Malaysia has identified 122 objects in an ocean area roughly the size of Singapore, which it says could be part of the missing MH370 flight that investigators believe crashed into the Southern Indian ocean.
The objects have been identified by a satellite, Malaysia's acting transport minister Hishammuddin Hussein has said, spanning an area of 160 square miles.
"This is the most credible lead that we have," he said.
The search area, off the coast of Perth, where the objects have been sighted
A close-up of some of the alleged debris in satellite images
The country's determination to find MH370 "remains steadfast," the minister told reporters at the morning's press conference.
The pictures were taken by the French Airbus satellite on March 23 and show objects up to 23m in length.
Australia's HMAS Success has been sent to the western part of the search operation.
The objects were located around 2,557km from Perth, Australia, the minister said, adding: "It must be emphasised that we cannot tell whether the potential objects are from MH370.
Another satellite image from the French Airbus, taken March 23
"Nevertheless, this is a new lead that will help direct the search. We have now had four separate satellite leads, from Australia, China and France.
"It is now imperative that we link the debris to MH370. This will enable us to further reduce the search area, and locate more debris from the plane."
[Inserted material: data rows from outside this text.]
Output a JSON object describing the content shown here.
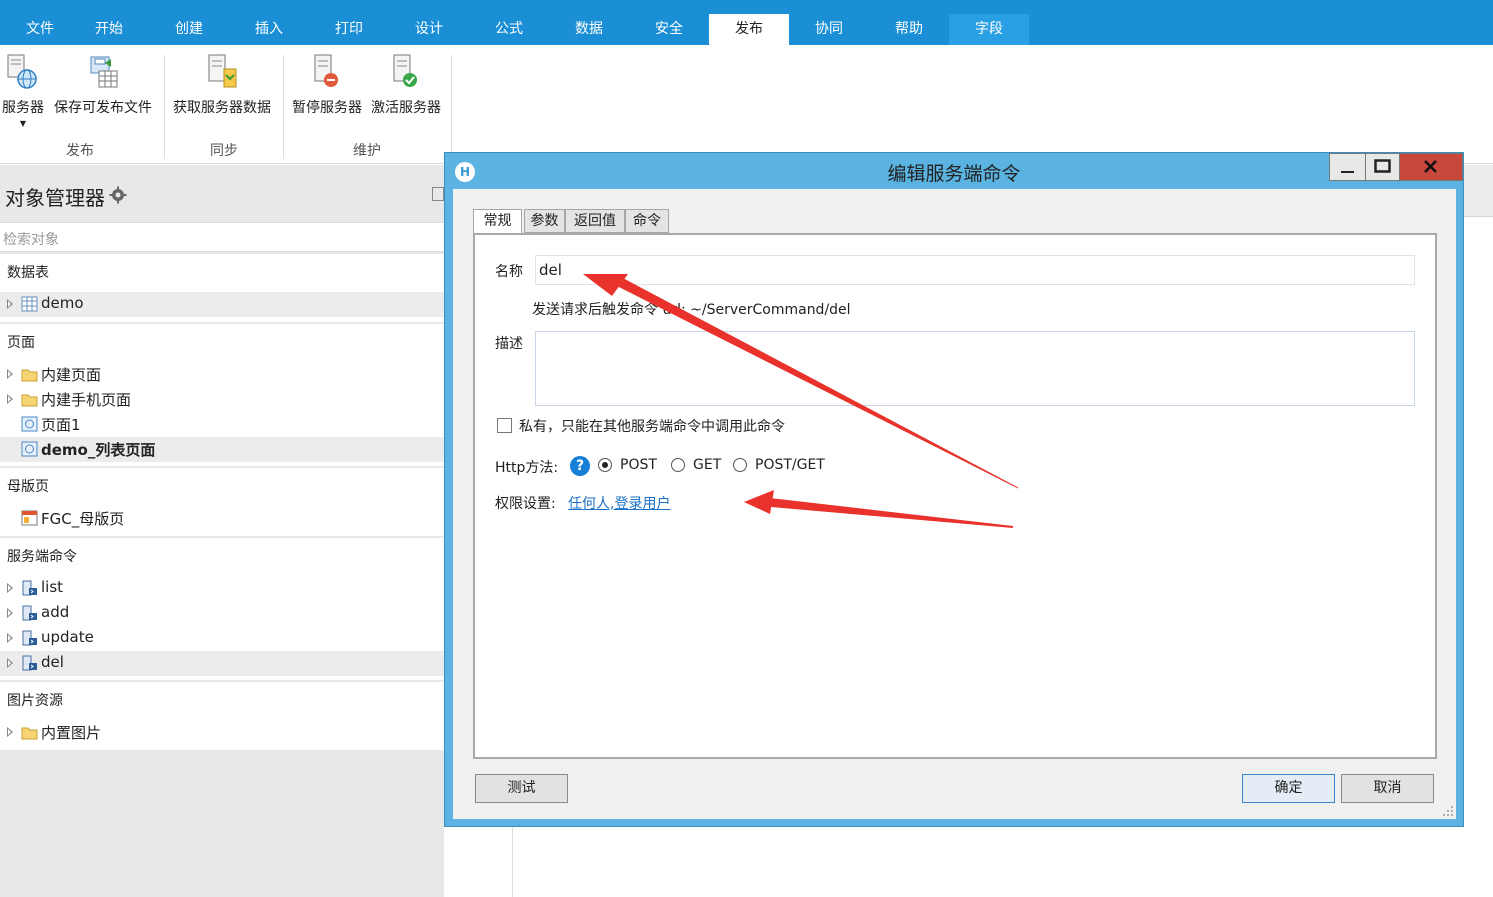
{
  "ribbon_tabs": [
    "文件",
    "开始",
    "创建",
    "插入",
    "打印",
    "设计",
    "公式",
    "数据",
    "安全",
    "发布",
    "协同",
    "帮助",
    "字段"
  ],
  "active_tab": "发布",
  "ribbon": {
    "publish": {
      "server_label": "服务器",
      "save_publish_label": "保存可发布文件",
      "group_label": "发布"
    },
    "sync": {
      "fetch_label": "获取服务器数据",
      "group_label": "同步"
    },
    "maintain": {
      "pause_label": "暂停服务器",
      "activate_label": "激活服务器",
      "group_label": "维护"
    }
  },
  "object_manager": {
    "title": "对象管理器",
    "search_placeholder": "检索对象",
    "tables": {
      "title": "数据表",
      "items": [
        "demo"
      ]
    },
    "pages": {
      "title": "页面",
      "items": [
        "内建页面",
        "内建手机页面",
        "页面1",
        "demo_列表页面"
      ]
    },
    "master": {
      "title": "母版页",
      "items": [
        "FGC_母版页"
      ]
    },
    "commands": {
      "title": "服务端命令",
      "items": [
        "list",
        "add",
        "update",
        "del"
      ]
    },
    "images": {
      "title": "图片资源",
      "items": [
        "内置图片"
      ]
    }
  },
  "dialog": {
    "title": "编辑服务端命令",
    "tabs": [
      "常规",
      "参数",
      "返回值",
      "命令"
    ],
    "active_tab": "常规",
    "name_label": "名称",
    "name_value": "del",
    "url_hint": "发送请求后触发命令 url: ~/ServerCommand/del",
    "desc_label": "描述",
    "desc_value": "",
    "private_label": "私有，只能在其他服务端命令中调用此命令",
    "private_checked": false,
    "http_label": "Http方法:",
    "http_options": [
      "POST",
      "GET",
      "POST/GET"
    ],
    "http_selected": "POST",
    "permission_label": "权限设置:",
    "permission_value": "任何人,登录用户",
    "test_button": "测试",
    "ok_button": "确定",
    "cancel_button": "取消"
  },
  "colors": {
    "ribbon_blue": "#1a8fd6",
    "dialog_frame": "#5ab3e0",
    "close_red": "#c9483c",
    "link_blue": "#1a6fc6",
    "annotation_arrow": "#e8322b"
  }
}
The MH370 flight from Kuala Lumpur to Beijing disappeared on March 8th with 239 people on board.